Lines holding the word "desc" are the ones to copy from the data below.

SUPPLIED MATERIAL: Begin

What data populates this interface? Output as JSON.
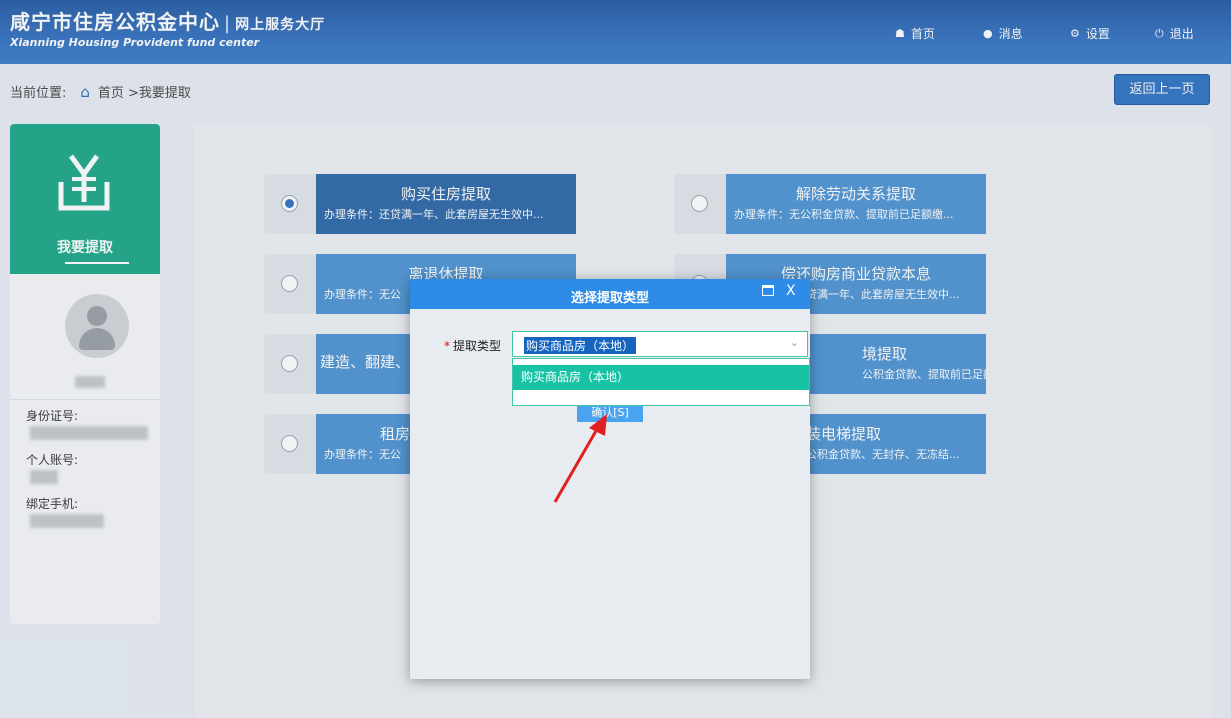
{
  "header": {
    "title": "咸宁市住房公积金中心",
    "separator": "|",
    "subtitle": "网上服务大厅",
    "title_en": "Xianning Housing Provident fund center",
    "nav": [
      {
        "label": "首页",
        "icon": "home-icon"
      },
      {
        "label": "消息",
        "icon": "message-icon"
      },
      {
        "label": "设置",
        "icon": "gear-icon"
      },
      {
        "label": "退出",
        "icon": "power-icon"
      }
    ]
  },
  "breadcrumb": {
    "prefix": "当前位置:",
    "home": "首页",
    "current": ">我要提取"
  },
  "back_button": "返回上一页",
  "sidebar": {
    "title": "我要提取",
    "id_label": "身份证号:",
    "account_label": "个人账号:",
    "phone_label": "绑定手机:"
  },
  "options": [
    {
      "title": "购买住房提取",
      "desc": "办理条件：还贷满一年、此套房屋无生效中..."
    },
    {
      "title": "解除劳动关系提取",
      "desc": "办理条件：无公积金贷款、提取前已足额缴..."
    },
    {
      "title": "离退休提取",
      "desc": "办理条件：无公"
    },
    {
      "title": "偿还购房商业贷款本息",
      "desc": "贷满一年、此套房屋无生效中..."
    },
    {
      "title": "建造、翻建、",
      "desc": ""
    },
    {
      "title": "境提取",
      "desc": "公积金贷款、提取前已足额缴..."
    },
    {
      "title": "租房",
      "desc": "办理条件：无公"
    },
    {
      "title": "装电梯提取",
      "desc": "公积金贷款、无封存、无冻结..."
    }
  ],
  "dialog": {
    "title": "选择提取类型",
    "close": "X",
    "field_required": "*",
    "field_label": "提取类型",
    "selected_value": "购买商品房（本地）",
    "dropdown_items": [
      "购买商品房（本地）"
    ],
    "confirm": "确认[S]"
  },
  "colors": {
    "header": "#2f6bb8",
    "accent_green": "#1ba888",
    "option_blue": "#4d95d4",
    "option_active": "#2c67a8",
    "dialog_head": "#2e8be6",
    "dropdown_highlight": "#17c3a4",
    "arrow": "#e02020"
  }
}
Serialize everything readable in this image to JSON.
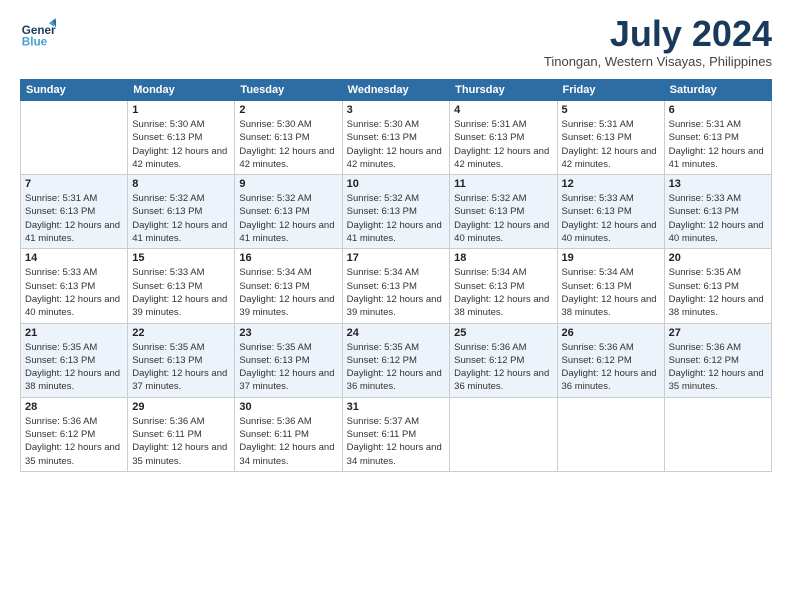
{
  "logo": {
    "line1": "General",
    "line2": "Blue"
  },
  "header": {
    "month_year": "July 2024",
    "location": "Tinongan, Western Visayas, Philippines"
  },
  "weekdays": [
    "Sunday",
    "Monday",
    "Tuesday",
    "Wednesday",
    "Thursday",
    "Friday",
    "Saturday"
  ],
  "weeks": [
    [
      {
        "day": "",
        "sunrise": "",
        "sunset": "",
        "daylight": ""
      },
      {
        "day": "1",
        "sunrise": "Sunrise: 5:30 AM",
        "sunset": "Sunset: 6:13 PM",
        "daylight": "Daylight: 12 hours and 42 minutes."
      },
      {
        "day": "2",
        "sunrise": "Sunrise: 5:30 AM",
        "sunset": "Sunset: 6:13 PM",
        "daylight": "Daylight: 12 hours and 42 minutes."
      },
      {
        "day": "3",
        "sunrise": "Sunrise: 5:30 AM",
        "sunset": "Sunset: 6:13 PM",
        "daylight": "Daylight: 12 hours and 42 minutes."
      },
      {
        "day": "4",
        "sunrise": "Sunrise: 5:31 AM",
        "sunset": "Sunset: 6:13 PM",
        "daylight": "Daylight: 12 hours and 42 minutes."
      },
      {
        "day": "5",
        "sunrise": "Sunrise: 5:31 AM",
        "sunset": "Sunset: 6:13 PM",
        "daylight": "Daylight: 12 hours and 42 minutes."
      },
      {
        "day": "6",
        "sunrise": "Sunrise: 5:31 AM",
        "sunset": "Sunset: 6:13 PM",
        "daylight": "Daylight: 12 hours and 41 minutes."
      }
    ],
    [
      {
        "day": "7",
        "sunrise": "Sunrise: 5:31 AM",
        "sunset": "Sunset: 6:13 PM",
        "daylight": "Daylight: 12 hours and 41 minutes."
      },
      {
        "day": "8",
        "sunrise": "Sunrise: 5:32 AM",
        "sunset": "Sunset: 6:13 PM",
        "daylight": "Daylight: 12 hours and 41 minutes."
      },
      {
        "day": "9",
        "sunrise": "Sunrise: 5:32 AM",
        "sunset": "Sunset: 6:13 PM",
        "daylight": "Daylight: 12 hours and 41 minutes."
      },
      {
        "day": "10",
        "sunrise": "Sunrise: 5:32 AM",
        "sunset": "Sunset: 6:13 PM",
        "daylight": "Daylight: 12 hours and 41 minutes."
      },
      {
        "day": "11",
        "sunrise": "Sunrise: 5:32 AM",
        "sunset": "Sunset: 6:13 PM",
        "daylight": "Daylight: 12 hours and 40 minutes."
      },
      {
        "day": "12",
        "sunrise": "Sunrise: 5:33 AM",
        "sunset": "Sunset: 6:13 PM",
        "daylight": "Daylight: 12 hours and 40 minutes."
      },
      {
        "day": "13",
        "sunrise": "Sunrise: 5:33 AM",
        "sunset": "Sunset: 6:13 PM",
        "daylight": "Daylight: 12 hours and 40 minutes."
      }
    ],
    [
      {
        "day": "14",
        "sunrise": "Sunrise: 5:33 AM",
        "sunset": "Sunset: 6:13 PM",
        "daylight": "Daylight: 12 hours and 40 minutes."
      },
      {
        "day": "15",
        "sunrise": "Sunrise: 5:33 AM",
        "sunset": "Sunset: 6:13 PM",
        "daylight": "Daylight: 12 hours and 39 minutes."
      },
      {
        "day": "16",
        "sunrise": "Sunrise: 5:34 AM",
        "sunset": "Sunset: 6:13 PM",
        "daylight": "Daylight: 12 hours and 39 minutes."
      },
      {
        "day": "17",
        "sunrise": "Sunrise: 5:34 AM",
        "sunset": "Sunset: 6:13 PM",
        "daylight": "Daylight: 12 hours and 39 minutes."
      },
      {
        "day": "18",
        "sunrise": "Sunrise: 5:34 AM",
        "sunset": "Sunset: 6:13 PM",
        "daylight": "Daylight: 12 hours and 38 minutes."
      },
      {
        "day": "19",
        "sunrise": "Sunrise: 5:34 AM",
        "sunset": "Sunset: 6:13 PM",
        "daylight": "Daylight: 12 hours and 38 minutes."
      },
      {
        "day": "20",
        "sunrise": "Sunrise: 5:35 AM",
        "sunset": "Sunset: 6:13 PM",
        "daylight": "Daylight: 12 hours and 38 minutes."
      }
    ],
    [
      {
        "day": "21",
        "sunrise": "Sunrise: 5:35 AM",
        "sunset": "Sunset: 6:13 PM",
        "daylight": "Daylight: 12 hours and 38 minutes."
      },
      {
        "day": "22",
        "sunrise": "Sunrise: 5:35 AM",
        "sunset": "Sunset: 6:13 PM",
        "daylight": "Daylight: 12 hours and 37 minutes."
      },
      {
        "day": "23",
        "sunrise": "Sunrise: 5:35 AM",
        "sunset": "Sunset: 6:13 PM",
        "daylight": "Daylight: 12 hours and 37 minutes."
      },
      {
        "day": "24",
        "sunrise": "Sunrise: 5:35 AM",
        "sunset": "Sunset: 6:12 PM",
        "daylight": "Daylight: 12 hours and 36 minutes."
      },
      {
        "day": "25",
        "sunrise": "Sunrise: 5:36 AM",
        "sunset": "Sunset: 6:12 PM",
        "daylight": "Daylight: 12 hours and 36 minutes."
      },
      {
        "day": "26",
        "sunrise": "Sunrise: 5:36 AM",
        "sunset": "Sunset: 6:12 PM",
        "daylight": "Daylight: 12 hours and 36 minutes."
      },
      {
        "day": "27",
        "sunrise": "Sunrise: 5:36 AM",
        "sunset": "Sunset: 6:12 PM",
        "daylight": "Daylight: 12 hours and 35 minutes."
      }
    ],
    [
      {
        "day": "28",
        "sunrise": "Sunrise: 5:36 AM",
        "sunset": "Sunset: 6:12 PM",
        "daylight": "Daylight: 12 hours and 35 minutes."
      },
      {
        "day": "29",
        "sunrise": "Sunrise: 5:36 AM",
        "sunset": "Sunset: 6:11 PM",
        "daylight": "Daylight: 12 hours and 35 minutes."
      },
      {
        "day": "30",
        "sunrise": "Sunrise: 5:36 AM",
        "sunset": "Sunset: 6:11 PM",
        "daylight": "Daylight: 12 hours and 34 minutes."
      },
      {
        "day": "31",
        "sunrise": "Sunrise: 5:37 AM",
        "sunset": "Sunset: 6:11 PM",
        "daylight": "Daylight: 12 hours and 34 minutes."
      },
      {
        "day": "",
        "sunrise": "",
        "sunset": "",
        "daylight": ""
      },
      {
        "day": "",
        "sunrise": "",
        "sunset": "",
        "daylight": ""
      },
      {
        "day": "",
        "sunrise": "",
        "sunset": "",
        "daylight": ""
      }
    ]
  ]
}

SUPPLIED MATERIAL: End

■ **ANSWER AREA**
      "desc": "办理条件：还贷满一年、此套房屋无生效中..."
      "desc": "办理条件：无公积金贷款、提取前已足额缴..."
      "desc": "办理条件：无公"
      "desc": "贷满一年、此套房屋无生效中..."
      "desc": ""
      "desc": "公积金贷款、提取前已足额缴..."
      "desc": "办理条件：无公"
      "desc": "公积金贷款、无封存、无冻结..."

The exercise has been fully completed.